A wealthy Cape Flats businessman accused of supplying guns to gangsters has sold his shares in four restaurants after calls from the public to boycott the establishments.

Meanwhile, the People Against Gangsterism and Drugs (Pagad) have slammed the courts for granting Laher bail, while their crime fighters rot in jail.

Rondebosch businessman Irshaad Laher, charged with corruption, theft of firearms and ammunition, possession of prohibited firearms and money laundering, was the co-owner of Spur branches in Observatory and Ottery, as well as the Nando’s restaurants in Belgravia and Gardens.

Laher has been fingered as the middle man between a former police colonel who stole firearms from a police armoury and the Cape Flats gangsters who bought them.

He is out on bail of R100 000.

Speaking to Voice of the Cape news on Thursday, Laher said he chose to sell his franchises because it was affecting the reputation of the companies and staff.

“I’ve distanced myself from these businesses because so many people’s lives have been hurt because of this,” he said.

Meanwhile, Radio 786 reports that shares in Nando’s Belgravia have been sold to Fayaaz Ahmed Parker, of Airports Meat Company, and Reaaz Ahmed, the owner of Good Hope Meat Hyper in Salt River.

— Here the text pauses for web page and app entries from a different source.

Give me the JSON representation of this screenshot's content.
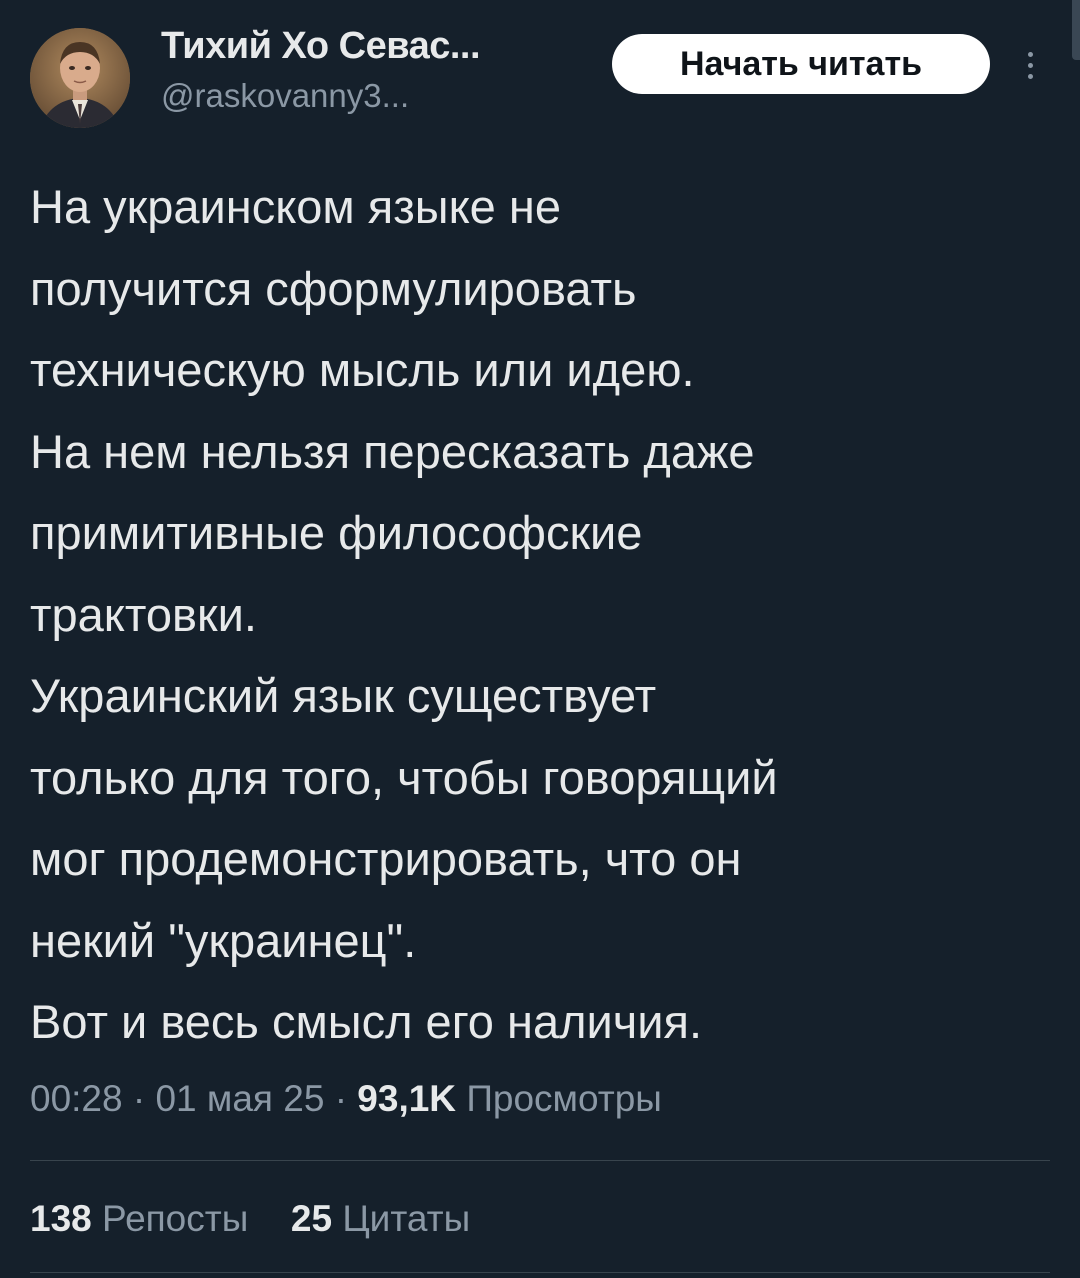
{
  "author": {
    "display_name": "Тихий Хо Севас...",
    "handle": "@raskovanny3..."
  },
  "header": {
    "subscribe_label": "Начать читать",
    "more_icon": "more-vertical-icon"
  },
  "tweet": {
    "lines": [
      "На украинском языке не",
      "получится сформулировать",
      "техническую мысль или идею.",
      "На нем нельзя пересказать даже",
      "примитивные философские",
      "трактовки.",
      "Украинский язык существует",
      "только для того, чтобы говорящий",
      "мог продемонстрировать, что он",
      "некий \"украинец\".",
      "Вот и весь смысл его наличия."
    ]
  },
  "meta": {
    "time": "00:28",
    "separator": "·",
    "date": "01 мая 25",
    "views_count": "93,1K",
    "views_label": "Просмотры"
  },
  "stats": {
    "reposts_count": "138",
    "reposts_label": "Репосты",
    "quotes_count": "25",
    "quotes_label": "Цитаты"
  },
  "colors": {
    "background": "#15202b",
    "text_primary": "#e7e9ea",
    "text_secondary": "#8b98a5",
    "divider": "#38444d",
    "button_bg": "#ffffff"
  }
}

Laher’s decision comes after calls by the Gangsterism Must Fall group for mense to boycott his businesses.

Former cop Christiaan Prinsloo of Vereeniging was recently sentenced to 18 years behind bars after he pleaded guilty to 11 charges, including theft, racketeering and money laundering.

He had been in charge of the police armoury and stole 2 400 guns over almost a decade.

It is alleged he met Laher in Gauteng when he was a policeman and Laher a reservist.

Investigators testified that Prinsloo sold about 2 000 guns to Laher.

The case has been postponed to July 22.

Meanwhile, Pagad spokesman Haroon Orrie slammed government for not acting sooner on Pagad warnings, made 19 years ago, “about the smuggling of drugs and guns between police officers and prominent Cape businessmen”.

“The government, politicians and the police must take full responsibility for every child, man and woman that are killed in gang warfare” said Orrie.

Regarding Laher’s bail, he said: “We will continue to question the discrepancies in the justice system between rich and poor. Laher, and others like him, deserve to pay the ultimate price.”